• **EXERCISE BRIEF**
Could you copy each line of the listing that holds "JSON"?

━━━━━ GIVEN DATA ━━━━━

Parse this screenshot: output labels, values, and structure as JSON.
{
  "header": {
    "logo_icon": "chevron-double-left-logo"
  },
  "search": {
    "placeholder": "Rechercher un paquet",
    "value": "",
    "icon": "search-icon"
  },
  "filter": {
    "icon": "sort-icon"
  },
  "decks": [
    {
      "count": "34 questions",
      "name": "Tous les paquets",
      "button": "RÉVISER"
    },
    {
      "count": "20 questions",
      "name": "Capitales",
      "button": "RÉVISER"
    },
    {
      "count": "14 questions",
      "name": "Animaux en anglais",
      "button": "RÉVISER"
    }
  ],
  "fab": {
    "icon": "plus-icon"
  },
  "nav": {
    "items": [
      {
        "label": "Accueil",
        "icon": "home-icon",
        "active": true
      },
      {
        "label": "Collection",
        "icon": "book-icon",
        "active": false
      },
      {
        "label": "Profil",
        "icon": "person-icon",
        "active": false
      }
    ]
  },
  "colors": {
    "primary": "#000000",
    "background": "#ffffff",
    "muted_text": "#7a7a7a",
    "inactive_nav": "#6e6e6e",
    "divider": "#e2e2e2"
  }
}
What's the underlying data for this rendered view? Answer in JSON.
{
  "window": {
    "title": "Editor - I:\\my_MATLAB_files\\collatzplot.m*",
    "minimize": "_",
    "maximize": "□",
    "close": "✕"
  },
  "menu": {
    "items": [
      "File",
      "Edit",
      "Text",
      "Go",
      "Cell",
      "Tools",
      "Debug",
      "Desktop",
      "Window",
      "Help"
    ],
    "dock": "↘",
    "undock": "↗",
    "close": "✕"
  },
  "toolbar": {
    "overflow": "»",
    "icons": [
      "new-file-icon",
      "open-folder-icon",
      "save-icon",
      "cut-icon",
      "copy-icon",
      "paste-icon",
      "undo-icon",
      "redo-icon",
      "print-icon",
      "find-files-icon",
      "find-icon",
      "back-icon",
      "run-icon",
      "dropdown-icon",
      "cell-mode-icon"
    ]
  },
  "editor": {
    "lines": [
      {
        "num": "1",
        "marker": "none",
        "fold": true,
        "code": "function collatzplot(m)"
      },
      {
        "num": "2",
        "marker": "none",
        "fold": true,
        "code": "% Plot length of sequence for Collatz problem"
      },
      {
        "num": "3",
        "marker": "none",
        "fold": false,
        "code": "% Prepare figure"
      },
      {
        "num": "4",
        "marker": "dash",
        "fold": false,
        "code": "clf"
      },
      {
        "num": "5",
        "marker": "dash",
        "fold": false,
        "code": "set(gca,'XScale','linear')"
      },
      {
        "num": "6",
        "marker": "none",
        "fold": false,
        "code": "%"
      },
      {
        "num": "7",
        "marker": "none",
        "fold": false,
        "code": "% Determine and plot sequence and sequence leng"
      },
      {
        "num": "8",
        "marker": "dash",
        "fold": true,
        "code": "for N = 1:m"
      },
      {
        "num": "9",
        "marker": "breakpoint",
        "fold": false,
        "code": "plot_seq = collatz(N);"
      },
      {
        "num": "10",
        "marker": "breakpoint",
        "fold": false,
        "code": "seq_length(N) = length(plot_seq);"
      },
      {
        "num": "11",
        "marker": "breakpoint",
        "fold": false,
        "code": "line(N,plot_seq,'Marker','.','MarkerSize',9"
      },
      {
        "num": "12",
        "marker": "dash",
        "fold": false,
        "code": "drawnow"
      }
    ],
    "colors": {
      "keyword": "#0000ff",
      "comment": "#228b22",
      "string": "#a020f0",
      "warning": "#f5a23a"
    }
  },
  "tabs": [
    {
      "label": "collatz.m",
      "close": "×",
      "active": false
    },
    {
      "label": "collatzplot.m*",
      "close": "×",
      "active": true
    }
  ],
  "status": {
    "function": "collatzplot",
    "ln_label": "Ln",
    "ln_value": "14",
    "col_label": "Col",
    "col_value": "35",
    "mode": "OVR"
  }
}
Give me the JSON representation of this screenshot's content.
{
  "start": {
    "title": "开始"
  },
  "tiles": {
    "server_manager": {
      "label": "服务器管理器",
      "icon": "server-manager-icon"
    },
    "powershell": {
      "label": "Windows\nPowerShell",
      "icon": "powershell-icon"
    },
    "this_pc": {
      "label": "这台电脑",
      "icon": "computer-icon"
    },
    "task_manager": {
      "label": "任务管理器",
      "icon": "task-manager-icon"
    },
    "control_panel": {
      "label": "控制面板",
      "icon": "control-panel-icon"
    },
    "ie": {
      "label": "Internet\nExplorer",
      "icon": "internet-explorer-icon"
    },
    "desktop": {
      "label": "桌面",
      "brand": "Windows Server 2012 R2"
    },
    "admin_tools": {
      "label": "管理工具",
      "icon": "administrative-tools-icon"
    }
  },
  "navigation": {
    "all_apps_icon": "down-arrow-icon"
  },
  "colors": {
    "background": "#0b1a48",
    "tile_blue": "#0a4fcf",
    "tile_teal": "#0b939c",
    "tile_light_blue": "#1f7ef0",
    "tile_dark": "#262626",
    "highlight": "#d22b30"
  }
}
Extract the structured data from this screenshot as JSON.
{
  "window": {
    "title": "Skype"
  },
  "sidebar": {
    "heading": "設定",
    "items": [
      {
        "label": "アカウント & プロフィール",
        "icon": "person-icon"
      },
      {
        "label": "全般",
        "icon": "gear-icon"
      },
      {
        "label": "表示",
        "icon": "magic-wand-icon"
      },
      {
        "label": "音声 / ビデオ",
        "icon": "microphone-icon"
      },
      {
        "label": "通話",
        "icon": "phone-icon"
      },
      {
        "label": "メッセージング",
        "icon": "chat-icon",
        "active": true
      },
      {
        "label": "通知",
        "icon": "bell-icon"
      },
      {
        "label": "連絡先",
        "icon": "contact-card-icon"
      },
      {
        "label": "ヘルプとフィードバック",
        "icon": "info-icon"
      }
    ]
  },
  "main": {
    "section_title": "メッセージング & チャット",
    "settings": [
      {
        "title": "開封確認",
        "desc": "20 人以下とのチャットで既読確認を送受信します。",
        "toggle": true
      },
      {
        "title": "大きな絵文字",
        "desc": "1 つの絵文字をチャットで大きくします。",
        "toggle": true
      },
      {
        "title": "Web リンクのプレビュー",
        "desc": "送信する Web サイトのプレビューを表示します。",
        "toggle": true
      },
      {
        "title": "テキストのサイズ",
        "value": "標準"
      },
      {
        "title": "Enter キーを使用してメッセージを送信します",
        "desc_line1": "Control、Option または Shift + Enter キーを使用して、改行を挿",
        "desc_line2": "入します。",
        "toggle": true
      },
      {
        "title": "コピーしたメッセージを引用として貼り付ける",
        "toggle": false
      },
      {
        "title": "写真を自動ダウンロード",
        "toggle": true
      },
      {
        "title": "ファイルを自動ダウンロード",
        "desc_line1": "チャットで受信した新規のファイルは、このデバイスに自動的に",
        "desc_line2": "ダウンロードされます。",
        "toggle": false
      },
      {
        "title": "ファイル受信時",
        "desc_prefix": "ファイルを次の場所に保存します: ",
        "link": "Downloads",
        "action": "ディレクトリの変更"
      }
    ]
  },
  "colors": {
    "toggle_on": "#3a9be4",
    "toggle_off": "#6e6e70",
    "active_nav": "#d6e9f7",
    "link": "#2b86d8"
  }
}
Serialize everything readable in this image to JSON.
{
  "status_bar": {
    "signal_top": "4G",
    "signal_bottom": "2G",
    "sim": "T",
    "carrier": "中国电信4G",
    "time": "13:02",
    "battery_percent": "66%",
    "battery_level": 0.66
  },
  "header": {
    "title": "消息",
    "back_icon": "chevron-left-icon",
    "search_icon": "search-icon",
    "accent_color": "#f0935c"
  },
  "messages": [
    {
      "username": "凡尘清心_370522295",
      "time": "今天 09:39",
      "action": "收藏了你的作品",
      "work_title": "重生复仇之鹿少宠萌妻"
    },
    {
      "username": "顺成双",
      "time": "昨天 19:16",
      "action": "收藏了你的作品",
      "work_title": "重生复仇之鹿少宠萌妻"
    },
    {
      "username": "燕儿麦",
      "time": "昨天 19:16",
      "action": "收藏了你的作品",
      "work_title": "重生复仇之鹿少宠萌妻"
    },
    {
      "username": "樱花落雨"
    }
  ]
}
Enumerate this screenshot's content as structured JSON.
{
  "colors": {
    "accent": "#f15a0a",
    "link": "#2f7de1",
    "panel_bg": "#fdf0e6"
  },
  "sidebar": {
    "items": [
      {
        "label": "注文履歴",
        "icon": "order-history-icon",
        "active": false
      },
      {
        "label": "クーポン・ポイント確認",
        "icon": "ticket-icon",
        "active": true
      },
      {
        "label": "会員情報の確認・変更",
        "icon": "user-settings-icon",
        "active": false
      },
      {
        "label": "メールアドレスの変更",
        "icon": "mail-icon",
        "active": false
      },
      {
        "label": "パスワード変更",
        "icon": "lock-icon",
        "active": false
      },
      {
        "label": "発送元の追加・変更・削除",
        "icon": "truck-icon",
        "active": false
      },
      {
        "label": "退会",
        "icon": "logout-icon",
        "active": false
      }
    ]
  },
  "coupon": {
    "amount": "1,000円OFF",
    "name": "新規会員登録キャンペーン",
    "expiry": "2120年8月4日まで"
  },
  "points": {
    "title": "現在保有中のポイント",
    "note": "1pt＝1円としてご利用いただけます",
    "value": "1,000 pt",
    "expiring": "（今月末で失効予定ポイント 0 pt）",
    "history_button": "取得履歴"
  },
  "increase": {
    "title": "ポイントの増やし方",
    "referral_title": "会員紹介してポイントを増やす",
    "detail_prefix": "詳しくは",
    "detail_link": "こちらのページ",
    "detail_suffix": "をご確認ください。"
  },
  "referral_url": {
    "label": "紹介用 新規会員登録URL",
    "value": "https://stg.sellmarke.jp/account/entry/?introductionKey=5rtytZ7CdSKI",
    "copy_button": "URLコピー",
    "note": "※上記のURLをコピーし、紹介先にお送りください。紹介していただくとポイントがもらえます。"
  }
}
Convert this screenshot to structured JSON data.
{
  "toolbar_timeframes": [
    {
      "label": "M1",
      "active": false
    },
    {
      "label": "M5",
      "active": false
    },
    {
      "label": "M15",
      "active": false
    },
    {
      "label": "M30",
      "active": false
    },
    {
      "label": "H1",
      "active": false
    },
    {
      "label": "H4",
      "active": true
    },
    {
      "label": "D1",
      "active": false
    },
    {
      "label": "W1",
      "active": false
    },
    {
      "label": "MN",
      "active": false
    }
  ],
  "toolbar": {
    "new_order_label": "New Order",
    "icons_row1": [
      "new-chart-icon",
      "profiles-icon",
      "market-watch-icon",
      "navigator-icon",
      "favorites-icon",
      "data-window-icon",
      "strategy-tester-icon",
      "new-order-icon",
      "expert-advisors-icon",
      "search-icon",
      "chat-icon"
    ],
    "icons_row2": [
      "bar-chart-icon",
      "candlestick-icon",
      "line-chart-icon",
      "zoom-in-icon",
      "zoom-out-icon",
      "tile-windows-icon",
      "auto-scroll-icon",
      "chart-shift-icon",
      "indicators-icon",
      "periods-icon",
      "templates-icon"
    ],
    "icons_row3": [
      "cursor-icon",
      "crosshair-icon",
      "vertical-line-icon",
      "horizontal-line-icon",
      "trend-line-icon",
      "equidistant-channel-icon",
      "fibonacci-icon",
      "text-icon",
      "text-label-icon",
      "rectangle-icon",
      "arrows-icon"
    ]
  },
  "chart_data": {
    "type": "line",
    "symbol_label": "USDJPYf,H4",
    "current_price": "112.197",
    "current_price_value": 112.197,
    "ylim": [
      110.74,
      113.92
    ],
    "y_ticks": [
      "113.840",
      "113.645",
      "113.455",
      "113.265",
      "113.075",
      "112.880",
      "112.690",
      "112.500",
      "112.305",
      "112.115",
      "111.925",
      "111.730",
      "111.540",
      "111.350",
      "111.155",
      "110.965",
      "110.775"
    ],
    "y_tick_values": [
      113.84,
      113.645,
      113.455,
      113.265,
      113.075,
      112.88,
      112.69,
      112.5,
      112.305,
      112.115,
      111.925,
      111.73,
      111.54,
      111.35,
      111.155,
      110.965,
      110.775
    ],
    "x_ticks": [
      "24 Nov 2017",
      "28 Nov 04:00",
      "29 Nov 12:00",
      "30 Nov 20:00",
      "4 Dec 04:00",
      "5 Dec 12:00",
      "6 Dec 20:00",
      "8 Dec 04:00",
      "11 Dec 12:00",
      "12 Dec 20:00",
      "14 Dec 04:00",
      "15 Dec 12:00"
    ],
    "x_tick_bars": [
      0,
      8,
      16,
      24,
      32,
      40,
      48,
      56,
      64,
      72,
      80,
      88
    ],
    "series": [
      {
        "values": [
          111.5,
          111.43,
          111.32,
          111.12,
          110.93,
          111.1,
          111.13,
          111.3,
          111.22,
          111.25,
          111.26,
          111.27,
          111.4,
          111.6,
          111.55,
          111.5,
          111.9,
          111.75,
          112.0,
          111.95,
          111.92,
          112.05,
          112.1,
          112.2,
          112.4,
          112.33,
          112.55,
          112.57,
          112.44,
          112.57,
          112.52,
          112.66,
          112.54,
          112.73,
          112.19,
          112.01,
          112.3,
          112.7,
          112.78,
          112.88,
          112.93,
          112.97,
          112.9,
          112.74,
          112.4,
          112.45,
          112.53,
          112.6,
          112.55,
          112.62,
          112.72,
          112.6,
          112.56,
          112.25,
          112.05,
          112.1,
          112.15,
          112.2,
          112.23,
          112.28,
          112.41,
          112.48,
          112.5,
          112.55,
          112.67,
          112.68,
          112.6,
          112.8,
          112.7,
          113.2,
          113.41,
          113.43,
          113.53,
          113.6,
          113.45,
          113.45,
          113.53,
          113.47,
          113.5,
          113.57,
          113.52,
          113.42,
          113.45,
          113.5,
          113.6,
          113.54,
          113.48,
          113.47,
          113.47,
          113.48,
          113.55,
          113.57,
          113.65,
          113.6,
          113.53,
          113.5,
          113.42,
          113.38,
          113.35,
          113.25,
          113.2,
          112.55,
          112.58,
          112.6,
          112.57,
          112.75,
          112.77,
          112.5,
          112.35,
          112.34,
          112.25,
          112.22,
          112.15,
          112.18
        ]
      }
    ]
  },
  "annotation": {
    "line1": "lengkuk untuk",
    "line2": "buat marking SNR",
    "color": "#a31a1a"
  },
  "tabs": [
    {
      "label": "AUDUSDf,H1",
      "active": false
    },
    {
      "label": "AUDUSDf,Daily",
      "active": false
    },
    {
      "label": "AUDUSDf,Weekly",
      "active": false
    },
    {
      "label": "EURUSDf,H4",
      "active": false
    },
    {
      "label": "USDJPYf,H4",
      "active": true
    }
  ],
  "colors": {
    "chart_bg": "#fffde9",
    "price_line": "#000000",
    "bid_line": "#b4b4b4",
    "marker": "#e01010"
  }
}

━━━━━

• **WRITTEN SOLUTION**
Parse this screenshot: output labels, values, and structure as JSON.
What's the underlying data for this rendered view? Answer in JSON.
Give me the JSON representation of this screenshot's content.
Extract the structured data from this screenshot as JSON.
Serialize everything readable in this image to JSON.
Enumerate this screenshot's content as structured JSON.
Convert this screenshot to structured JSON data.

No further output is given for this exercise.